ACTION ITEM. Restate word for word all of the lines below, with each image left out.

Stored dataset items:
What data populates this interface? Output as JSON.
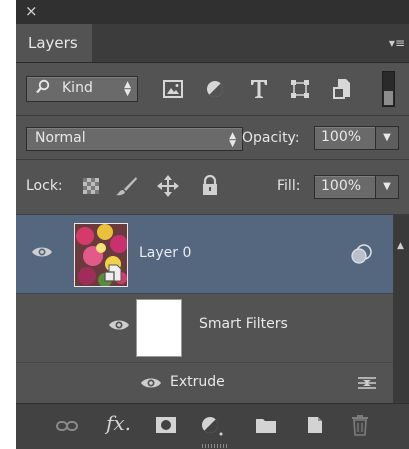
{
  "window": {
    "close_glyph": "×"
  },
  "tabs": [
    {
      "label": "Layers"
    }
  ],
  "panel_menu_glyph": "▾≡",
  "filter": {
    "kind_label": "Kind",
    "search_icon": "search-icon",
    "filter_icons": [
      "image-filter-icon",
      "adjustment-filter-icon",
      "type-filter-icon",
      "shape-filter-icon",
      "smart-object-filter-icon"
    ]
  },
  "blend": {
    "mode": "Normal",
    "opacity_label": "Opacity:",
    "opacity_value": "100%"
  },
  "lock": {
    "label": "Lock:",
    "fill_label": "Fill:",
    "fill_value": "100%"
  },
  "layers": [
    {
      "name": "Layer 0",
      "selected": true,
      "visible": true,
      "smart_object": true
    },
    {
      "name": "Smart Filters",
      "visible": true
    },
    {
      "name": "Extrude",
      "visible": true
    }
  ],
  "colors": {
    "panel_bg": "#535353",
    "selected_layer": "#55677f",
    "topbar": "#303030"
  }
}
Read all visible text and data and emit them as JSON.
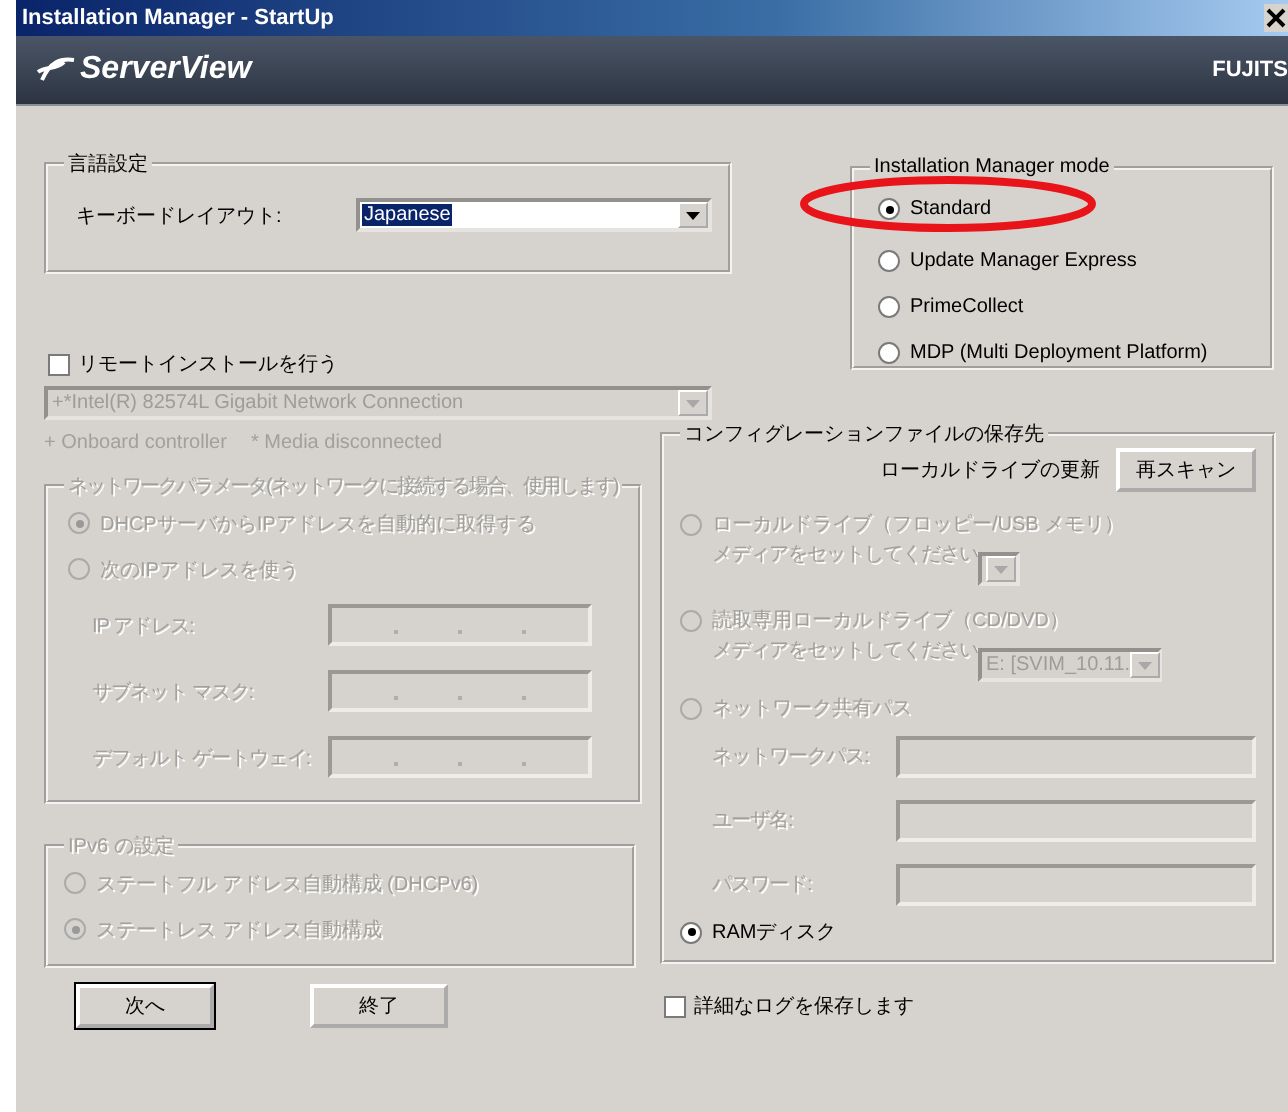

YOUR RESPONSE.
What data populates this interface? Output as JSON.
{
  "window": {
    "close_glyph": "×"
  },
  "tabs": [
    {
      "label": "Layers"
    }
  ],
  "panel_menu_glyph": "▾≡",
  "filter": {
    "kind_label": "Kind",
    "search_icon": "search-icon",
    "filter_icons": [
      "image-filter-icon",
      "adjustment-filter-icon",
      "type-filter-icon",
      "shape-filter-icon",
      "smart-object-filter-icon"
    ]
  },
  "blend": {
    "mode": "Normal",
    "opacity_label": "Opacity:",
    "opacity_value": "100%"
  },
  "lock": {
    "label": "Lock:",
    "fill_label": "Fill:",
    "fill_value": "100%"
  },
  "layers": [
    {
      "name": "Layer 0",
      "selected": true,
      "visible": true,
      "smart_object": true
    },
    {
      "name": "Smart Filters",
      "visible": true
    },
    {
      "name": "Extrude",
      "visible": true
    }
  ],
  "colors": {
    "panel_bg": "#535353",
    "selected_layer": "#55677f",
    "topbar": "#303030"
  }
}
Read all visible text and data and emit them as JSON.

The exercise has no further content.